Who is Sergio Larrai­n? He is considered Chile’s greatest photographer (1931 – 2012) who made street photography “using shadow and angles in a way few had tried before.” The great French photographer, Henri Cartier-Bresson, after seeing his London photographs, gave him an invitation to join and work for Magnum. He accepted this invitation. After a brief & meteoric rise as a photographer in the public eye for a few years in the 1960s, he became a meditation hermit in the mountains of Chile.

Many photographers believe that his photos hinted at what could’ve become an even greater career, and that his true contribution to photography is his exploration of the photographic experience.
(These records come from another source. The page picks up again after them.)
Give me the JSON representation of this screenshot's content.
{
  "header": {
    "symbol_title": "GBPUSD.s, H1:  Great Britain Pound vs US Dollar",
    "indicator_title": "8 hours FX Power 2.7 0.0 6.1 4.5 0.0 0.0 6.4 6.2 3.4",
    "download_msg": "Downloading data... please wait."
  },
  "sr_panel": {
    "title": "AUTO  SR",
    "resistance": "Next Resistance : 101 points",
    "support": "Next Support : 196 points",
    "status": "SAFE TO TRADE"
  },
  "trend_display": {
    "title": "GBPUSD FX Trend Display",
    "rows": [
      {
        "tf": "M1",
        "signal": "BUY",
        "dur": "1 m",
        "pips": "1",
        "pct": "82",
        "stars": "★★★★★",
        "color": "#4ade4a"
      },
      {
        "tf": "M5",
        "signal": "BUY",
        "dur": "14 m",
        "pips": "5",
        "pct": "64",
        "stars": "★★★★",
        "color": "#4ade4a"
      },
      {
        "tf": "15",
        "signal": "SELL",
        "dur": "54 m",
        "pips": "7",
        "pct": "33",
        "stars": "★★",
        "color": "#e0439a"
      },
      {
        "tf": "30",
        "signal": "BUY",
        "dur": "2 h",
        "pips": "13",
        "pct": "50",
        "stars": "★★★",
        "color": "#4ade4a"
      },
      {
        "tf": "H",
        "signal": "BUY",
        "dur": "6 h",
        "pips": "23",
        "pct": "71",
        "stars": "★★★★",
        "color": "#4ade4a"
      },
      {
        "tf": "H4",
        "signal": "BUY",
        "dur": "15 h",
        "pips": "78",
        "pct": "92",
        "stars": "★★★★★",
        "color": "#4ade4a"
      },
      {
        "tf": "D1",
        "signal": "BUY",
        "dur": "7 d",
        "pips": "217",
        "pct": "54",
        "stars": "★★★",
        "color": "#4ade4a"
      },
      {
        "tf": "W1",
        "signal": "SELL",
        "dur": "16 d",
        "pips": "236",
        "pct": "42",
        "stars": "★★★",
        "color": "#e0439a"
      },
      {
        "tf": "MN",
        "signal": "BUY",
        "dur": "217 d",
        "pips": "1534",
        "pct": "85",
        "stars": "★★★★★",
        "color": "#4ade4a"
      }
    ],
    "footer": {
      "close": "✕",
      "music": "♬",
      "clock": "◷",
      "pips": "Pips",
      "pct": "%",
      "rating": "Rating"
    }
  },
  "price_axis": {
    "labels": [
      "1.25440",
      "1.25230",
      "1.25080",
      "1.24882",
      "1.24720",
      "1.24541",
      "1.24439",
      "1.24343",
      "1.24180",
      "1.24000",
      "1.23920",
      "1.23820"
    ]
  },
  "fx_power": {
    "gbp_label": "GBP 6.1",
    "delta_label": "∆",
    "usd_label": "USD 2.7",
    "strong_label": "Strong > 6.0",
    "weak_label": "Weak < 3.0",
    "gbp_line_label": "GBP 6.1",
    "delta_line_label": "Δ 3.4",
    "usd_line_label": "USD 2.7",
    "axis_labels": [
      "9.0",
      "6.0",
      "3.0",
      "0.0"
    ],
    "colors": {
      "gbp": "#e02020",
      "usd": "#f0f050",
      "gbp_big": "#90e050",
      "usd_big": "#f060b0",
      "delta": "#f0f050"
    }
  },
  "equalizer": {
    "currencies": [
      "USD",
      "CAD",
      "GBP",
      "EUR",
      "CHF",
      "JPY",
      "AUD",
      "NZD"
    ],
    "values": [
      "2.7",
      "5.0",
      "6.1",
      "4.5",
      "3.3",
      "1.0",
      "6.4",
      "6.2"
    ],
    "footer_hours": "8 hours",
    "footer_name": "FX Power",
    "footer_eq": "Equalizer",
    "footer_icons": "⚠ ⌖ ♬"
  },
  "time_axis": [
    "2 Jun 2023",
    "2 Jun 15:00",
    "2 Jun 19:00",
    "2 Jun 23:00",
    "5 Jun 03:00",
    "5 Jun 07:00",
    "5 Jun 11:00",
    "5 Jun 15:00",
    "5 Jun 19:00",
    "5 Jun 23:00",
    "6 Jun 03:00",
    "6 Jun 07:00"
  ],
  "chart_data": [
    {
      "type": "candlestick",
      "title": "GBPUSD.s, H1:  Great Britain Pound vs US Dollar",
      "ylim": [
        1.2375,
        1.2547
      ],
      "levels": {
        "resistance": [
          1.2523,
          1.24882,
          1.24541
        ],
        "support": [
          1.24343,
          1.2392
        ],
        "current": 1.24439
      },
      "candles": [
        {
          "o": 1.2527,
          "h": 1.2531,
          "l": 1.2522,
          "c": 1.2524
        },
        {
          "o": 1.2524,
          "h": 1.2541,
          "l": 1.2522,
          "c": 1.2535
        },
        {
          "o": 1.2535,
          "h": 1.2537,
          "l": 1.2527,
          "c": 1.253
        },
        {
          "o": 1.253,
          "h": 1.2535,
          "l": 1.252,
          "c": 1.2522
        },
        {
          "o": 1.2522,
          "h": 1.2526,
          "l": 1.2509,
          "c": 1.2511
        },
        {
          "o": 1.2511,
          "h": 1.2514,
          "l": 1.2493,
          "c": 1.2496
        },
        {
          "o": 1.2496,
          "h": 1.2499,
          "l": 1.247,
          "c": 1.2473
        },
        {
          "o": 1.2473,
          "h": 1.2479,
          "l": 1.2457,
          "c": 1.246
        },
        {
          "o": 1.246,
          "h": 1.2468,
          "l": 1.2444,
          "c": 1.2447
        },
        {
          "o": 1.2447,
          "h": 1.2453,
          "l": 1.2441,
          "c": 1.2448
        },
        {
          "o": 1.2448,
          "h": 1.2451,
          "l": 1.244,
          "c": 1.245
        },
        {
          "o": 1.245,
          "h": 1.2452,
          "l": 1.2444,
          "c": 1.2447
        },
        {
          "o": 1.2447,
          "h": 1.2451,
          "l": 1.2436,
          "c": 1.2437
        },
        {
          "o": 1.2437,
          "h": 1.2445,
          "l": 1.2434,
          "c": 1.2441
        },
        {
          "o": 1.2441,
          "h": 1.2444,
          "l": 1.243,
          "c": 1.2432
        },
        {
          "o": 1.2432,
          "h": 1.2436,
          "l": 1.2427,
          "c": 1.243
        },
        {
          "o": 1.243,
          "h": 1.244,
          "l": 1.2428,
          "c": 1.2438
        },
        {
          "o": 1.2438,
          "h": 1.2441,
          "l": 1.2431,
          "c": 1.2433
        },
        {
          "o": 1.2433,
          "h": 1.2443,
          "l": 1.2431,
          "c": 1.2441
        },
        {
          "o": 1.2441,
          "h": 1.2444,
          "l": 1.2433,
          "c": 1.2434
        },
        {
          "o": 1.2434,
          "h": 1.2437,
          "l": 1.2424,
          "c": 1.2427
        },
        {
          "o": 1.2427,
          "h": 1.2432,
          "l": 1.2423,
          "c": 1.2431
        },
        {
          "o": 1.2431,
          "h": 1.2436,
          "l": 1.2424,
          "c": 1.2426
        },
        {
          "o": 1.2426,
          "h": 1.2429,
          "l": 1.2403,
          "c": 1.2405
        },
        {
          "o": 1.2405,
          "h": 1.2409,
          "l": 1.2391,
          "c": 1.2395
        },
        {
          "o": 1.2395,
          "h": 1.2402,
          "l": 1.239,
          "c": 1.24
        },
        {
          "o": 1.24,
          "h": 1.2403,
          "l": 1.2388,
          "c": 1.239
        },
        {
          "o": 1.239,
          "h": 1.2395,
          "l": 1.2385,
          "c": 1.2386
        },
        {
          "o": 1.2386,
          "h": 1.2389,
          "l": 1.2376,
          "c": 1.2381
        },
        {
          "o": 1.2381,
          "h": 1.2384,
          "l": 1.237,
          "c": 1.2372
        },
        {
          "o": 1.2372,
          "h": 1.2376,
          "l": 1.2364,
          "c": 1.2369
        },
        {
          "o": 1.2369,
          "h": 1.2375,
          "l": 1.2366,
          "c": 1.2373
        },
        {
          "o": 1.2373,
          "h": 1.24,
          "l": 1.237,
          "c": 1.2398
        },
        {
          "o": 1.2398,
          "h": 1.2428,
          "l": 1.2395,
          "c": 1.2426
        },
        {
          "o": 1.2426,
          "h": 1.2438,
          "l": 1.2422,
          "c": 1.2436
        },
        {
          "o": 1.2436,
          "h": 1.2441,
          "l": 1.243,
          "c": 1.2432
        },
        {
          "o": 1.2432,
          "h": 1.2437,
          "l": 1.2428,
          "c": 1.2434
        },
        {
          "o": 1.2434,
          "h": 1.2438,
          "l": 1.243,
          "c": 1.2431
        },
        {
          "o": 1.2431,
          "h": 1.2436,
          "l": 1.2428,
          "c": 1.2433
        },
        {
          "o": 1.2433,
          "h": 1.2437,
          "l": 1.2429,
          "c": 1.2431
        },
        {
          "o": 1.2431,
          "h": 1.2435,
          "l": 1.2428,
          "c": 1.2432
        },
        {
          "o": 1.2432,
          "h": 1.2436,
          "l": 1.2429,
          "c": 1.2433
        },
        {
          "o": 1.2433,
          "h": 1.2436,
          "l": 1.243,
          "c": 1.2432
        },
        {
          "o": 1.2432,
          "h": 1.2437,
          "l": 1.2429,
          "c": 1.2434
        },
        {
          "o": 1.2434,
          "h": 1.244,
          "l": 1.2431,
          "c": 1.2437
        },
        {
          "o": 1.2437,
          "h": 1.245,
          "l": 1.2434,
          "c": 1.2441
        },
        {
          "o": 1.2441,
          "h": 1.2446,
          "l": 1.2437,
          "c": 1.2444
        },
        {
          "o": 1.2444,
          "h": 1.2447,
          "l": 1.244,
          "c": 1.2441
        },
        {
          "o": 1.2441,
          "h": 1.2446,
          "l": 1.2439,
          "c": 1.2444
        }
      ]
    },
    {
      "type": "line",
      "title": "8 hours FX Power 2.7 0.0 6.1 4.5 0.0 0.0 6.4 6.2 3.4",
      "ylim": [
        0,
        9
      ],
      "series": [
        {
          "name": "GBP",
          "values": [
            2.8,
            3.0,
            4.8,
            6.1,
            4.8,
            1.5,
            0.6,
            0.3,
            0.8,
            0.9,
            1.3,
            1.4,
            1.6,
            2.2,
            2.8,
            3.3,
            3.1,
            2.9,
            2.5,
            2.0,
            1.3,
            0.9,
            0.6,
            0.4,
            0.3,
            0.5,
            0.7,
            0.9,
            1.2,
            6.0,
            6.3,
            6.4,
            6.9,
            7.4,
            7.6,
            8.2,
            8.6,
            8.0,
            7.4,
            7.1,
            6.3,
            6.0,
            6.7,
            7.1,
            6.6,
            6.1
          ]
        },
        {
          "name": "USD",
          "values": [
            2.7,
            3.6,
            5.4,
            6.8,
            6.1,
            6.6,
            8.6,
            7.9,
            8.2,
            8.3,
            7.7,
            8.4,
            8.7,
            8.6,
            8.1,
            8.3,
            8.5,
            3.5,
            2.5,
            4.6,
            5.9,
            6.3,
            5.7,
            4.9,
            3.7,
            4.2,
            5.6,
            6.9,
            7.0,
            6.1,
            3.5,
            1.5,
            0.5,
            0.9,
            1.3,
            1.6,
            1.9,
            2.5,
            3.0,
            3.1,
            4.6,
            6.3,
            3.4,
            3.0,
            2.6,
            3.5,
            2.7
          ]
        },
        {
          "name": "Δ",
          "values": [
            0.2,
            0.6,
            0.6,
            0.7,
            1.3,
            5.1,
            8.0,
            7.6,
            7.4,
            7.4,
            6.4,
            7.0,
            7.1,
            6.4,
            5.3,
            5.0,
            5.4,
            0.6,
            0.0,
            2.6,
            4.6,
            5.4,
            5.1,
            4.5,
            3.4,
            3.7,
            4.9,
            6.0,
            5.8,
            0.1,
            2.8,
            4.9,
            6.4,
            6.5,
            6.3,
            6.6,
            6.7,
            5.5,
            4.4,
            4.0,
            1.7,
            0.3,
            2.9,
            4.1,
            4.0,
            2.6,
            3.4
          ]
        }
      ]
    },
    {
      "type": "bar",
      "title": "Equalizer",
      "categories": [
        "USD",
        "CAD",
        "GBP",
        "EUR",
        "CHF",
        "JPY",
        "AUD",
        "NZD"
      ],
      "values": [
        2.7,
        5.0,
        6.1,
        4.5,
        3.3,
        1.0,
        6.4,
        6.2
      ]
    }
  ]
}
By photographic experience, I mean that sort of experience that is a pre-requisite for a great photo. The way Larraín describes it is as follows: “Freed of conventions… the images arrive like ghosts.” (Sergio Larrai­n by Gonzalo Levia Quijada, Agnes Sire et al., henceforth SL.)

...the images arrive like ghosts.

…the images arrive like ghosts…

How does one arrive at this preternatural state for doing photography, i.e. the photographic experience? In a letter written in 1982 to his nephew (from SL), he gives photographic advice akin to Rilke’s Letters to a Young Poet.

  1. Find the right camera: fits you, comfortable in hand, has only the features you need – no extras.
  2. “Act like you’re going on an adventure.” He suggests a city that is not a home town and doing what the Germans call a spazierengehen, a wandering about without a destination.
  3. Develop your photos. Throw all the prints away except for the best one. Put that one on a wall.
  4. Take a break. Study the works of others. Expose yourself to only good art. At this point, “the secret will slowly reveal itself.”
  5. Let nothing conventional distract you.
  6. “The conventional world puts a veil over your eyes. It’s a matter of taking it off during your time as a photographer.”

Then “the images arrive like ghosts.” The attainment of the photographic experience will lead to your good photos.

In my next blog post, I will being looking at Sergio Larrai­n’s book, Valparaiso.